There was some pretty horrific stuff in there, about members of the Pakistan intelligence agencies supporting and encouraging the Taliban, all the while pretending to help the U.S., and about the Taliban possessing heat-seeking missiles and other high-tech weapons we weren’t aware they had.

But I was left with one overriding feeling after reading the series: Despair. Nine years in to this war, and I don’t really think we’re any closer to finishing the job, and ridding the area of terrorists, than we were on Sept. 12, 2001.

I’m sorry, I just don’t see a successful way out for America here. I have faith in President Obama, and General Petreus, to do as good a job as possible in turning around the country.

But it’s such a massive job, with so many competing elements that want us to fail, that I just don’t see it happening, ever.

And I wonder how many more American soldiers have to die before Obama and Co. realize that too.

Read those stories. Hear the voices of the soldiers and commanders in them. And then tell me how you can possibly feel optimistic.

**So unfortunately my vacation is over; had to head back to Florida Tuesday night, back to real life, high humidity, and what I’m sure is a stack of work emails you could choke a horse with.

But I had a wonderful two weeks in New York; a few parting thoughts that I wanted to share:

**I’ve never seen this in any other city: Monday afternoon, about 12:30 p.m., my wife, father-in law and I were walking in Manhattan. And there was a line at least 30 people deep, waiting to get into a restaurant that apparently had “great salad.”
There were 17 other eating options on that block alone. Yet these people stood in the 90-degree heat at lunchtime just to get in to this one restaurant. Nuts.

**Went to Bethesda Fountain (above) in Central Park Monday for the first time. About a million movies have been filmed there, if it looks familiar to you. Very cool place.

**I wish I saw the name of the business the following slogan was advertised, but we drove by it too fast. On the side of the truck it said “Trust God first.

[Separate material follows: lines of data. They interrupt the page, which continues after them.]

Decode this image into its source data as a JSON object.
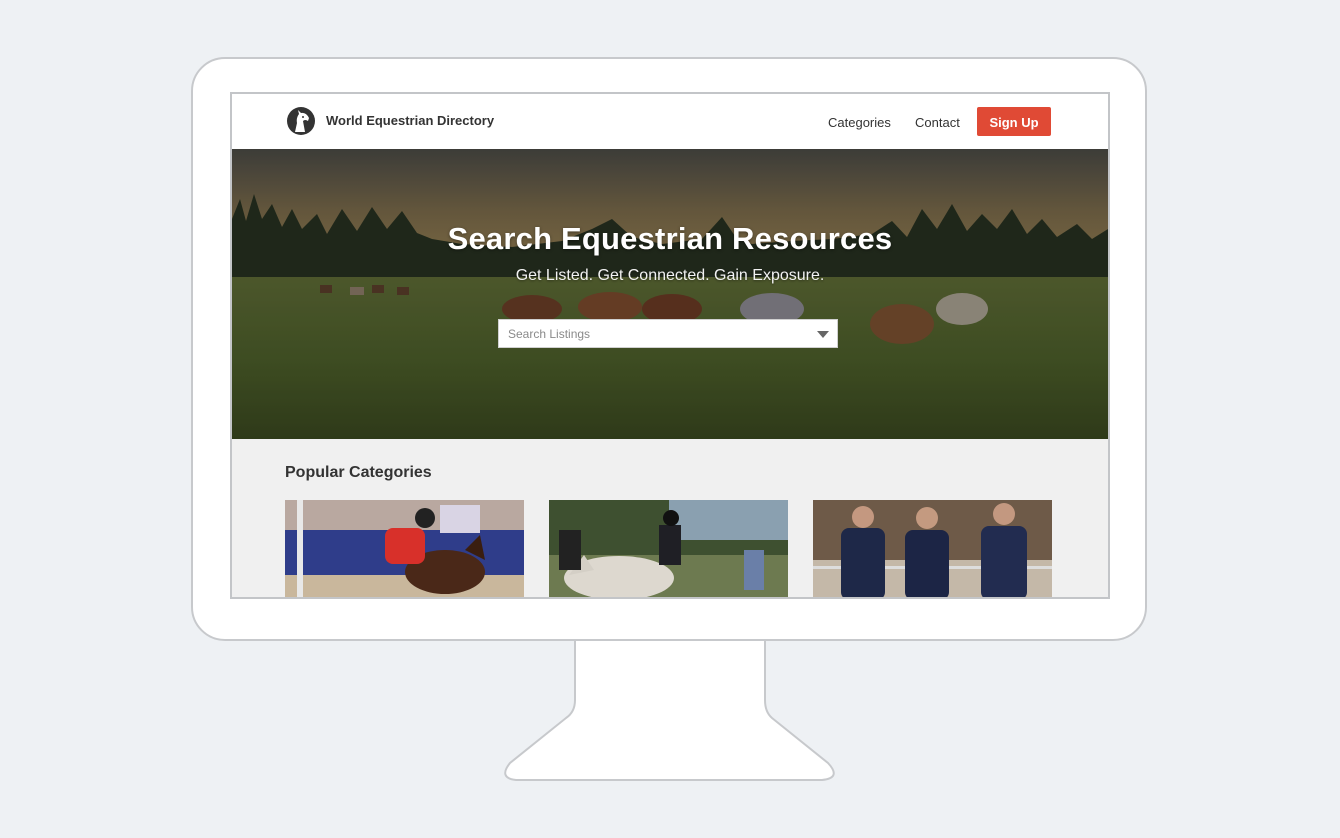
{
  "nav": {
    "brand": "World Equestrian Directory",
    "links": [
      "Categories",
      "Contact"
    ],
    "signup_label": "Sign Up"
  },
  "hero": {
    "title": "Search Equestrian Resources",
    "subtitle": "Get Listed. Get Connected. Gain Exposure.",
    "search_placeholder": "Search Listings"
  },
  "categories": {
    "title": "Popular Categories",
    "cards": [
      {
        "image": "show-jumping-photo"
      },
      {
        "image": "dressage-photo"
      },
      {
        "image": "riders-photo"
      }
    ]
  },
  "colors": {
    "accent": "#e04a35",
    "page_bg": "#eef1f4",
    "section_bg": "#f0f0f0"
  }
}
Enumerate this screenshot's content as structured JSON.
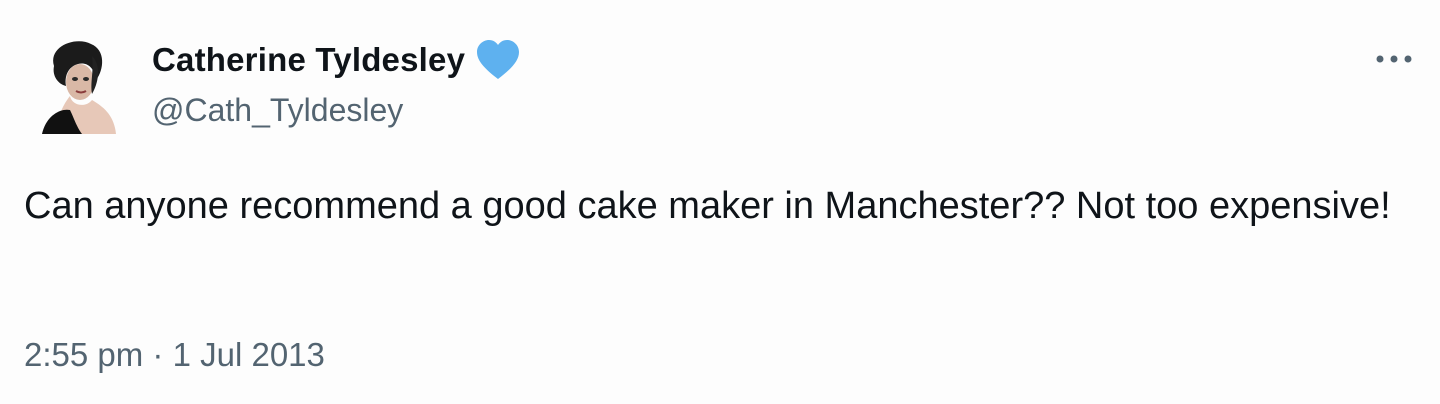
{
  "tweet": {
    "display_name": "Catherine Tyldesley",
    "handle": "@Cath_Tyldesley",
    "verified_icon": "verified-heart-icon",
    "text": "Can anyone recommend a good cake maker in Manchester?? Not too expensive!",
    "time": "2:55 pm",
    "separator": "·",
    "date": "1 Jul 2013",
    "more_icon": "more-options-icon",
    "colors": {
      "name": "#0f1419",
      "secondary": "#536471",
      "verified": "#5eb1ef",
      "background": "#fdfdfd"
    }
  }
}
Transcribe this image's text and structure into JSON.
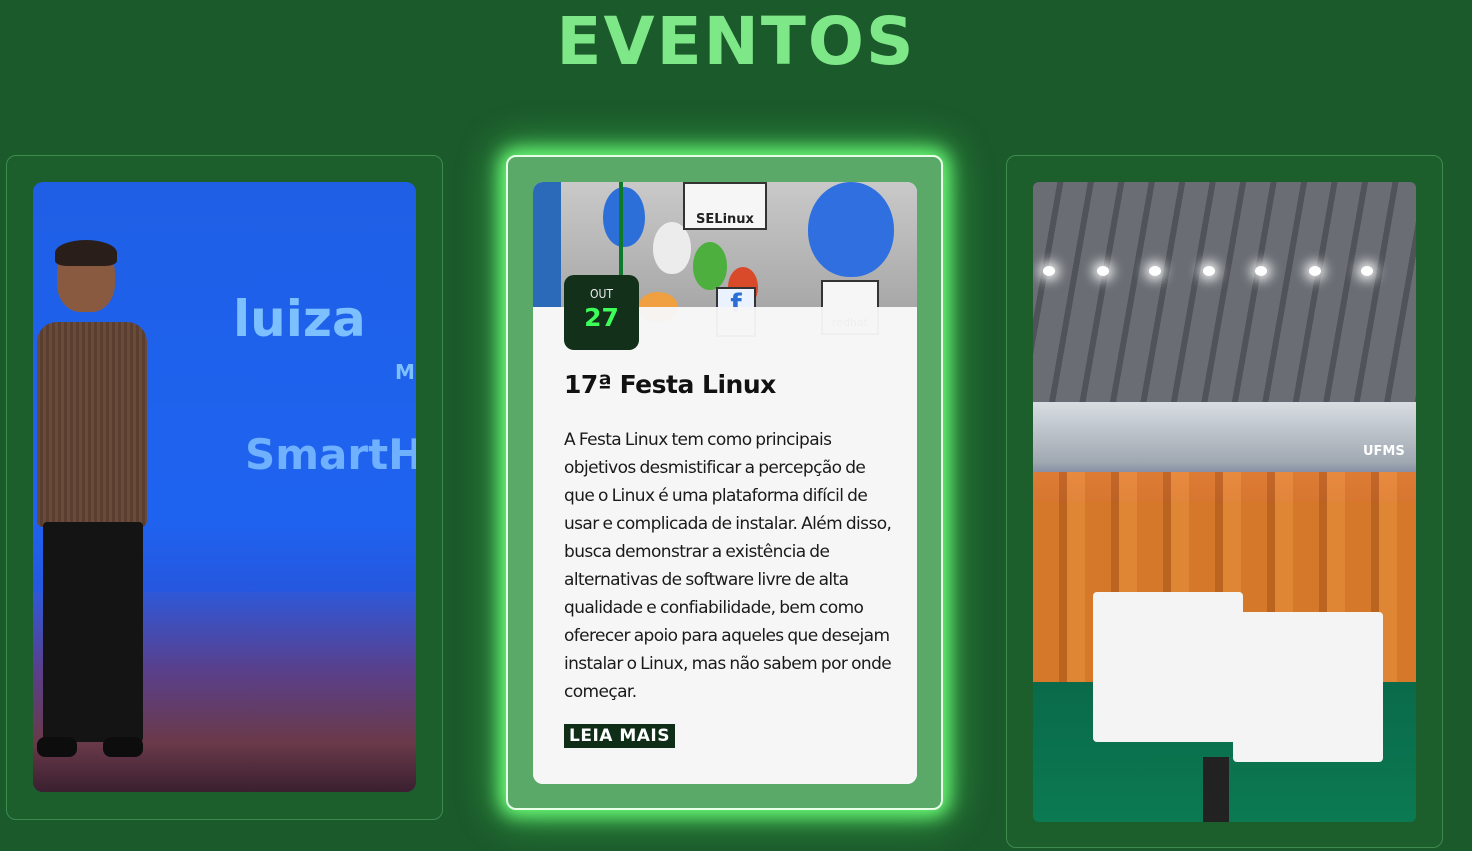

Then trust us for good service.” I love it.

**Always love listening to the hilarious and delusional hosts and callers on New York sports talk radio station WFAN. Spent a huge chunk of my childhood listening to the FAN; now I only hear it when I come home.

What kills me more than anything is that when they talk about baseball players and the trade deadline, which they did all this week, it’s just a given that other teams’ best players will or should eventually become Yankees or Mets stars. Joakim Soria, the Royals’ ace closer? He’s coming here. Dan Haren of the Diamondbacks? He’s here. And Roy Oswalt? Of course the Yanks will get him.

It’s kind of sickening how fans and the hosts think the rest of the league exists just to stock the Mets and Yankees.